Also, any comments on the Fed's plans to reduce its balance sheet could move the market as well. During his testimony, Powell noted that Fed officials might use the March meeting to iron out a plan to reduce the central bank's nearly $9 trillion balance sheet.
"We continue to expect the Fed to begin allowing maturing bonds to roll off the balance sheet already in May, initially at a pace of $15bn per month, ultimately rising to a pace of $100bn per month by September," Diviney pointed out. "This is the maximum pace at which the balance sheet can unwind in a 'passive' manner."
Can gold hit $2,000 again?
Gold could see another selloff if geopolitical tensions continue to deescalate and the U.S. central bank begins to raise rates, said strategists at TD Securities. The key level to pay attention to is $1,914 an ounce.
"A break below $1914/oz would catalyze a substantial selling program. If the market has started to discount a future in which the growth shock could fade at a faster pace than the inflation shock, as we expected, then gold prices could be especially vulnerable to a more hawkish Fed profile, opening the door to a deeper consolidation," they said on Tuesday.
But if the war in Ukraine continues to weigh on market sentiment, gold could see a move back to $2,000, Moya explained. "The war in Ukraine does not look like it will have any immediate de-escalations and that should provide underlying support for gold prices.
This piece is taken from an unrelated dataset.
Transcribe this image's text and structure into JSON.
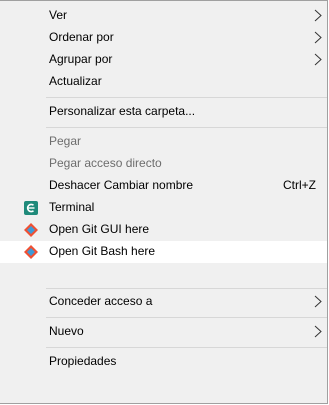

If the FOMC decision shows some policy members are holding back some rate hikes on the dot plots, gold could get its groove back and make a climb back towards the $2000 level," he noted.
MKS PAMP has just upwardly revised its gold outlook, looking for prices to average $2,000 this year, citing changes to its macroeconomic assumptions.
"We originally thought a stagflationary-like backdrop would support Gold (due to COVID, some zero-COVID policies, supply-chain risks etc); that backdrop is being accelerated with growing risk of a hyperinflation depression in Russia and a recession for the region / Europe. The structural and ongoing regime change – from globalism to isolationism and the associated inward looking trade policies– is exacerbated by this war and is inflationary. Theres also a worrying trend in that the global monetary & payments system and wealth have now been politicized and weaponized," said MKS PAMP head of metals strategy Nicky Shiels.